Federal authorities have launched an investigation into the alleged embezzlement of $2.6 million from an Oklahoma nonprofit board that promotes the beef industry. An investigation by Harvest Public Media and StateImpact Oklahoma shows the money came from a mandatory government program funded by farmers and ranchers.
The Oklahoma Beef Council is part of a national group funded by a mandatory one-dollar per-head checkoff fee paid each time farmers and ranchers sell an animal.
The council kept the alleged embezzlement under wraps until an inquiry made by Harvest and StateImpact. While criminal charges have not been filed, the council has filed a lawsuit to recover money from its former accounting and compliance manager. The national beef board takes in about $80 million a year with little federal oversight, which has angered some farmers and ranchers like Mike Callicrate. He says news of the embezzlement didn’t surprise him because of the beef board’s “veil of secrecy.”
"It just adds to the suspicion that I think a lot of cattlemen have that that are dollars are not being utilized in a way that actually benefits the cowboy that's paying," Callicrate says.

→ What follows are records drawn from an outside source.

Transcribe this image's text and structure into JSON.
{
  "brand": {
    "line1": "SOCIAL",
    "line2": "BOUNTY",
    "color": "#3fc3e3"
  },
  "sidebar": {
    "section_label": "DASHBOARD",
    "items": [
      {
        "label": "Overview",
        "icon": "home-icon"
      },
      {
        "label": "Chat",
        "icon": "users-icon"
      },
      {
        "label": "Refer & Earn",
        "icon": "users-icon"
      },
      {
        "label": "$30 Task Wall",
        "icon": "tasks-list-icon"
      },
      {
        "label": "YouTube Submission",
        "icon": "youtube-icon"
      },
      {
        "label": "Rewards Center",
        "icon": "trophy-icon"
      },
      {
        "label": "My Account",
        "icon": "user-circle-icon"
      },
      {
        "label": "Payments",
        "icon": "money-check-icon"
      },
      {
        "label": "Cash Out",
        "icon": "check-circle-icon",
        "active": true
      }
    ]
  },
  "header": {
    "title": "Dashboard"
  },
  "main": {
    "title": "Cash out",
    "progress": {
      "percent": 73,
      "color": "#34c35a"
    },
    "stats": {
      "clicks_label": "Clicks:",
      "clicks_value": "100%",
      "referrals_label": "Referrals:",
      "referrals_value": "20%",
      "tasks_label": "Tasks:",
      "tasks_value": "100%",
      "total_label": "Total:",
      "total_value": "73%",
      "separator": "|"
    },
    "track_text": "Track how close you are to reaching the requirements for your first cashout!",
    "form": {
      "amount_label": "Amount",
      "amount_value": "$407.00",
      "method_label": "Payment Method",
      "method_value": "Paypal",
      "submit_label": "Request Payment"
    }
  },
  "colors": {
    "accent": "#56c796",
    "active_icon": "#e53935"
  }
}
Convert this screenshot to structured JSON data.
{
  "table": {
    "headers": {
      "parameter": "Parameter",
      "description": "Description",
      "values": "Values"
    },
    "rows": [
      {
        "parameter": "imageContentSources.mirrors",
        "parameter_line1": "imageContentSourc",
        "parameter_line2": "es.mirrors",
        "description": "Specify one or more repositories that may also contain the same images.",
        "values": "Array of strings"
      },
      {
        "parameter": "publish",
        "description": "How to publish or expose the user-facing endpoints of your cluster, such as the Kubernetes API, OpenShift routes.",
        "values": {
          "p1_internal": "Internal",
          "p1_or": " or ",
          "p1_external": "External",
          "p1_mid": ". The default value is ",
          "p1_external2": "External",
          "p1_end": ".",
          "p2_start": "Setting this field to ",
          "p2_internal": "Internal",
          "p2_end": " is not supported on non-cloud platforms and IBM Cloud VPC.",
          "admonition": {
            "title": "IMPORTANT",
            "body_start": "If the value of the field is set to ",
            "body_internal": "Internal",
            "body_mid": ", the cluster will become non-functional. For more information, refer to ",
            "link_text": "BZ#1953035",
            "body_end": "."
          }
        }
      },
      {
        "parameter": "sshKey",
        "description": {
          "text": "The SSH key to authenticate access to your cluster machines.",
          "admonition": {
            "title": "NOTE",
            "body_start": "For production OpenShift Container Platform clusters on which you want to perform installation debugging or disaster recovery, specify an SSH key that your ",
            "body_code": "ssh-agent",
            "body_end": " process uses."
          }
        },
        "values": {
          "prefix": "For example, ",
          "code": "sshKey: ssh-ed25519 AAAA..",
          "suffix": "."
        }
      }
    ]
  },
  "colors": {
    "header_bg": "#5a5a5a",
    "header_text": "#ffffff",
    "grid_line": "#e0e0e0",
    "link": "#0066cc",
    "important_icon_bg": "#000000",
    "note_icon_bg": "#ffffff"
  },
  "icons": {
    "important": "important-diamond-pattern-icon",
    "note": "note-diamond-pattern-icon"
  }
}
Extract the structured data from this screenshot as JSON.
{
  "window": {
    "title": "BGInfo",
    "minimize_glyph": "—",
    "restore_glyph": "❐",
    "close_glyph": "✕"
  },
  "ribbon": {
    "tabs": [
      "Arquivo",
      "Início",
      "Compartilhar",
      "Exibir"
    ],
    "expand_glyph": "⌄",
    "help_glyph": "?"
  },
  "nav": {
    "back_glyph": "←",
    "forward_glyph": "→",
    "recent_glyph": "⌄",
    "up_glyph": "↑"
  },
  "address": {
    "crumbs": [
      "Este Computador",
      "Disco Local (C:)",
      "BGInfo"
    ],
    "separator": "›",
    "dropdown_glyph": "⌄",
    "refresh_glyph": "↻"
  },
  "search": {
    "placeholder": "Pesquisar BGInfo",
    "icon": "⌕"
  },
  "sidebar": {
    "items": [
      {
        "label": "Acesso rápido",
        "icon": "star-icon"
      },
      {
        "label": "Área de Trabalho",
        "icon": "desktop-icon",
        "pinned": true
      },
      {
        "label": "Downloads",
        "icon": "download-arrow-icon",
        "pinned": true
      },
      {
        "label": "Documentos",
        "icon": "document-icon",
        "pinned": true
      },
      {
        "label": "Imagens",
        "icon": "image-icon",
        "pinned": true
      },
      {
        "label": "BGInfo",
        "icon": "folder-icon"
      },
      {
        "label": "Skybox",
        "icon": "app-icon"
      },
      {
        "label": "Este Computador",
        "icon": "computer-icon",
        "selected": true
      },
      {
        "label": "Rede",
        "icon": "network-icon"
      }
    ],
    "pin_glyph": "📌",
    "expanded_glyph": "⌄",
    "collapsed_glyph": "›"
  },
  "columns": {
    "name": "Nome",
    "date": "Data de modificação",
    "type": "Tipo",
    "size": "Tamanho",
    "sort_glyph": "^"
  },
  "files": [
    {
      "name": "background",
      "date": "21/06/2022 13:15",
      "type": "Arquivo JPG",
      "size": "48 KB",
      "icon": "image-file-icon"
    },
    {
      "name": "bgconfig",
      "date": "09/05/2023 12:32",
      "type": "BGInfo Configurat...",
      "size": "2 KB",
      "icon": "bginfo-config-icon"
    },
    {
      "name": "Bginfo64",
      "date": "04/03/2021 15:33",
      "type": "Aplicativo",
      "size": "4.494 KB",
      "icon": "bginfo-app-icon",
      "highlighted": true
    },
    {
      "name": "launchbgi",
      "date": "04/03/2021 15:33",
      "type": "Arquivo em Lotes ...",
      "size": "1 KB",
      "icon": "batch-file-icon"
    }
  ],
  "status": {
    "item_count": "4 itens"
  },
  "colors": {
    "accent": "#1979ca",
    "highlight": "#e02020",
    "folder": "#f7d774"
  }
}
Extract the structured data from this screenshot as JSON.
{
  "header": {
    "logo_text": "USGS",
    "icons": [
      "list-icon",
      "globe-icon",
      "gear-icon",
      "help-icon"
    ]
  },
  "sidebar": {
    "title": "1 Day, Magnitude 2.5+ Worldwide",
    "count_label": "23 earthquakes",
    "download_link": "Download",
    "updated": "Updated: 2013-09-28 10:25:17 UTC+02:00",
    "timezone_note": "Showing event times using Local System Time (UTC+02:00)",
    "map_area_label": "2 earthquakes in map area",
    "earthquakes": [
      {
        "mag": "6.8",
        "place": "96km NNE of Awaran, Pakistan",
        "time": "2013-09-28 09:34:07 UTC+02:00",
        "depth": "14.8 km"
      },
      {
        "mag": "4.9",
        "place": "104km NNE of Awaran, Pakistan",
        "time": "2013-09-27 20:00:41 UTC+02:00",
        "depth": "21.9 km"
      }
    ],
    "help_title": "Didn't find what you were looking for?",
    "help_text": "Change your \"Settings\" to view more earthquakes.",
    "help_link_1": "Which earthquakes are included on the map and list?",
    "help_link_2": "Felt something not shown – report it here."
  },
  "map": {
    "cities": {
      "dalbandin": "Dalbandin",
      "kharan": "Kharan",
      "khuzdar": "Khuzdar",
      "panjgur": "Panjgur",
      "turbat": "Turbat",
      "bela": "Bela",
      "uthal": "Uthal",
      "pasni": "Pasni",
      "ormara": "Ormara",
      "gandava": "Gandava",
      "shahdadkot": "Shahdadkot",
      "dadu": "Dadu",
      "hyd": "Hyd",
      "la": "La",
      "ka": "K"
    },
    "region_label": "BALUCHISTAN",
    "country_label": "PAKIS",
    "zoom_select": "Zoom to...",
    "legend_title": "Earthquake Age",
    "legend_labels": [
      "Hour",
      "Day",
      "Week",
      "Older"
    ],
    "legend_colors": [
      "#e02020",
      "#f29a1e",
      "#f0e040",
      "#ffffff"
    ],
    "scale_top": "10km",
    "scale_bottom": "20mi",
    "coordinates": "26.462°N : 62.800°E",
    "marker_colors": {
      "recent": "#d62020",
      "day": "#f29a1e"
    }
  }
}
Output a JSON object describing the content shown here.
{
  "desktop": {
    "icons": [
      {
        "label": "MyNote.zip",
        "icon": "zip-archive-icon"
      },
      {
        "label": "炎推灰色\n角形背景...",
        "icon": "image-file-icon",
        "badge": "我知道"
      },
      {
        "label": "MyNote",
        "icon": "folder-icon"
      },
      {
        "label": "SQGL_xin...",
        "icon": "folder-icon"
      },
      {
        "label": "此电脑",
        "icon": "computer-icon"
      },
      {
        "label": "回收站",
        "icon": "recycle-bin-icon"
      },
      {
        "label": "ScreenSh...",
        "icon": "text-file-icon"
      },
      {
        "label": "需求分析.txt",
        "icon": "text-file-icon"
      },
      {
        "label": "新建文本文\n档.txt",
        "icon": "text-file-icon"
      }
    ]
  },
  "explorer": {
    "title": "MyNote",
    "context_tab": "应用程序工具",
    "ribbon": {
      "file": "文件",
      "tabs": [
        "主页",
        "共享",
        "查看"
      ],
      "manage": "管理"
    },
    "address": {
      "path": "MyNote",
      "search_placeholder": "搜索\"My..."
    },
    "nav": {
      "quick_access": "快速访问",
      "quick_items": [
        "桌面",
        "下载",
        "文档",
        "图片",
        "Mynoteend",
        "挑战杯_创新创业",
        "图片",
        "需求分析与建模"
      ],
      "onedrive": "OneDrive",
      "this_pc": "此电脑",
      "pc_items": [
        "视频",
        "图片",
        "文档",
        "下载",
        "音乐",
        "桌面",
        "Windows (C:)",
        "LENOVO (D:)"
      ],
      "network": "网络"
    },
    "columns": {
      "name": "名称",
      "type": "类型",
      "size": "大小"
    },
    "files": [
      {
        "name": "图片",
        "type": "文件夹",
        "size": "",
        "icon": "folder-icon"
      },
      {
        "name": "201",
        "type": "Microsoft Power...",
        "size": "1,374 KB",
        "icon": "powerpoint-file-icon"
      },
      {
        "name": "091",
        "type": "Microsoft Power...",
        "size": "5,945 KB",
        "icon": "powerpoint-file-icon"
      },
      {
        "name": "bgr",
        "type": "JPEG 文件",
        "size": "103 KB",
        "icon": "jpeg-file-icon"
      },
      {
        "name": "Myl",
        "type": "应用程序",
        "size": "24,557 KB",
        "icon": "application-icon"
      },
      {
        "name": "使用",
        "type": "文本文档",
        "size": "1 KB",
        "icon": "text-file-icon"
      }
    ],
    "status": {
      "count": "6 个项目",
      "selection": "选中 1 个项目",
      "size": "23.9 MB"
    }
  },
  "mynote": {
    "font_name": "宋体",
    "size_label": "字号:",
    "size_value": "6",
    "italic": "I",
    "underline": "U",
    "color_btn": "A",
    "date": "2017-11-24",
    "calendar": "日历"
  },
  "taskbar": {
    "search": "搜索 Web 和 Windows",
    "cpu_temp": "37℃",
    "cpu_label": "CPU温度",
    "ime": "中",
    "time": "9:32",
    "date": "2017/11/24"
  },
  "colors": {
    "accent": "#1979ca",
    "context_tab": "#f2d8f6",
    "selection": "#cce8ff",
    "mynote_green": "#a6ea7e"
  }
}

The Oklahoma Beef Council refused a request for an interview. In a statement, it said it was cooperating with federal investigators and had strengthened its accounting practices.